• THE PROBLEM
How many lines in the records below contain the word "Test"? Reply with the number alone.

• RECORDS FOR THIS EXERCISE
=-=-=-=-=
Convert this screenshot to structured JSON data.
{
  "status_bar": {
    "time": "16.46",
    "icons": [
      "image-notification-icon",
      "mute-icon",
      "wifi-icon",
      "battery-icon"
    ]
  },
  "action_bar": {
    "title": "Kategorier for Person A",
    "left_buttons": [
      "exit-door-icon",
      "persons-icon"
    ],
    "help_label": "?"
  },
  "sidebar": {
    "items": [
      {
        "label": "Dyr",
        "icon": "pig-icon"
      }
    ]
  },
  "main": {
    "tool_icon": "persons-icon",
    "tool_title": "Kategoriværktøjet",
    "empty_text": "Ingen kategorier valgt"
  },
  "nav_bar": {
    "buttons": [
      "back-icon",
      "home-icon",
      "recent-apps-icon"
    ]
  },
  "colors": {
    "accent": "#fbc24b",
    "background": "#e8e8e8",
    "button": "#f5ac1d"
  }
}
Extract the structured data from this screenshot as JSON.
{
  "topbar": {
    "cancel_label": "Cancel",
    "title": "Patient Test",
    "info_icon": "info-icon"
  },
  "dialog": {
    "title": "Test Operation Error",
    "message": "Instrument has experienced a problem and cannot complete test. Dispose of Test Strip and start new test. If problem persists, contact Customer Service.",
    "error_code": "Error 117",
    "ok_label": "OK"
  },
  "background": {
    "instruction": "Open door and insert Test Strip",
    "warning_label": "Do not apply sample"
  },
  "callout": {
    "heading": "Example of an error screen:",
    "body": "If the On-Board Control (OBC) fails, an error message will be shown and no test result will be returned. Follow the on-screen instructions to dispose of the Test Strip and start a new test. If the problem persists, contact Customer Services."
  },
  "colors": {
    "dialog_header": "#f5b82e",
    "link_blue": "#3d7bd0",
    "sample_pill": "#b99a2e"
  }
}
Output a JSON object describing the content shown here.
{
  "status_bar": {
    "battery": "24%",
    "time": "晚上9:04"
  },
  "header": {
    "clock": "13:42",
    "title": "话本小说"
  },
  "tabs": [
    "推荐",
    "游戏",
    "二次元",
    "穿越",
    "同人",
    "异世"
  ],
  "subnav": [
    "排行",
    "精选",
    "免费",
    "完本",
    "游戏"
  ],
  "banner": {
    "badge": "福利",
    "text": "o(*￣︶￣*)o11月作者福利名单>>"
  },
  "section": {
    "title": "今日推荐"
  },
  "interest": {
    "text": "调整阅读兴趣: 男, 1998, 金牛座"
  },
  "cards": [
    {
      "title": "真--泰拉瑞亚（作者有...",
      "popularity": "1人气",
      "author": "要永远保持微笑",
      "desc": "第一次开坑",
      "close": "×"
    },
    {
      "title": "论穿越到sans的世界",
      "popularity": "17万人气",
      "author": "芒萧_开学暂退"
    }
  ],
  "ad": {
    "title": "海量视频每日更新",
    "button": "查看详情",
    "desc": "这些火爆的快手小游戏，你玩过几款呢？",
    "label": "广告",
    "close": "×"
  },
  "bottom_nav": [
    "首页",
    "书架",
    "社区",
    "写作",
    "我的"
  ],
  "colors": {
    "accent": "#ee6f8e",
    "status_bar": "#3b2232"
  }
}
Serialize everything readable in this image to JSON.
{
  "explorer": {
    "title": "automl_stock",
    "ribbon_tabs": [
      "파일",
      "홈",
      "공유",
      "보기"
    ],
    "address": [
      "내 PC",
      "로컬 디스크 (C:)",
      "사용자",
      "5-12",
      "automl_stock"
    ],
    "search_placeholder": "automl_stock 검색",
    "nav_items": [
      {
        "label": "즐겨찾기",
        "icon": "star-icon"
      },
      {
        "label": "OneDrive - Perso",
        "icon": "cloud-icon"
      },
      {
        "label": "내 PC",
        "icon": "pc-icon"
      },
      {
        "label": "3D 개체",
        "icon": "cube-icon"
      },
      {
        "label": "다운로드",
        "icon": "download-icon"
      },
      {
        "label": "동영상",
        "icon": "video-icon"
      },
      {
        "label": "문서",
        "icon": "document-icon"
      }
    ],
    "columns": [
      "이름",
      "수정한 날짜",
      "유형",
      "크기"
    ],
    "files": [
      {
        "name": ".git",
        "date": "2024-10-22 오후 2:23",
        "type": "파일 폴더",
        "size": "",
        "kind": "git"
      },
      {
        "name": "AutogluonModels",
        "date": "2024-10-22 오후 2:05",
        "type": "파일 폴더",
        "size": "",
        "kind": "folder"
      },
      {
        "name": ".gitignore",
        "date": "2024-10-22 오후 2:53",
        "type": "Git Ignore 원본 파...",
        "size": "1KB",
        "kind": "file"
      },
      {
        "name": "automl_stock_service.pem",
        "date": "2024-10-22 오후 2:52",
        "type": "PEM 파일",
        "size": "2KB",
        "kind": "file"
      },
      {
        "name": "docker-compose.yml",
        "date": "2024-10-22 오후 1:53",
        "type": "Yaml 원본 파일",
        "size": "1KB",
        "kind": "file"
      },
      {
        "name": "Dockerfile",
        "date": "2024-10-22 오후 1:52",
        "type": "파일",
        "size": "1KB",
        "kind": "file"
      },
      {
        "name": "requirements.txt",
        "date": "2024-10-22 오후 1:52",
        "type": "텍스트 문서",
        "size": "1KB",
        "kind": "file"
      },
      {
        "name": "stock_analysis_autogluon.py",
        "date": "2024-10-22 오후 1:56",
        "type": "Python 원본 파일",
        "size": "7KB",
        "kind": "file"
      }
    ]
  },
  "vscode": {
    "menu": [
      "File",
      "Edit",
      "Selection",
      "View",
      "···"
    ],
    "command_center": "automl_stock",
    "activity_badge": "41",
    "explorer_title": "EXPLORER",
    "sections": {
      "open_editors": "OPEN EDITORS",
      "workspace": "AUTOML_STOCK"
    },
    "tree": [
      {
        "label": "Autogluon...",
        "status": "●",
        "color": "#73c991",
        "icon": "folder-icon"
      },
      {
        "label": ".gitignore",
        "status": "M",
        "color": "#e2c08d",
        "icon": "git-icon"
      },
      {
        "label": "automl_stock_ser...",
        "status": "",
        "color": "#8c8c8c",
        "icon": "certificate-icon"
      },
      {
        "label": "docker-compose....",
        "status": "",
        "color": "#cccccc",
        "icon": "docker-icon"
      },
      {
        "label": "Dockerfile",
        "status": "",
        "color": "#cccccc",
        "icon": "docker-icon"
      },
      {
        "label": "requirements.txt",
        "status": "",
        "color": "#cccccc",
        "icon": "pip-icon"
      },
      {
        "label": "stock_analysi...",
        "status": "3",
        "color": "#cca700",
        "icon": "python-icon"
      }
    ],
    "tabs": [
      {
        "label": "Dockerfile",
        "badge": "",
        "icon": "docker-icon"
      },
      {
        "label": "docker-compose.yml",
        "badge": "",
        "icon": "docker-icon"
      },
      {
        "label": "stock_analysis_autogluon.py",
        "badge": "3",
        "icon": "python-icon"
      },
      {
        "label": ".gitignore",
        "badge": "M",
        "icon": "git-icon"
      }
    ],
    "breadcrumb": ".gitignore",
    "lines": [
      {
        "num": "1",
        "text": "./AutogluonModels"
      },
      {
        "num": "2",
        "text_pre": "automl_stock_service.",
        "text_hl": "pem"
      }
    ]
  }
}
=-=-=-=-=
• ANSWER TO THE PROBLEM
5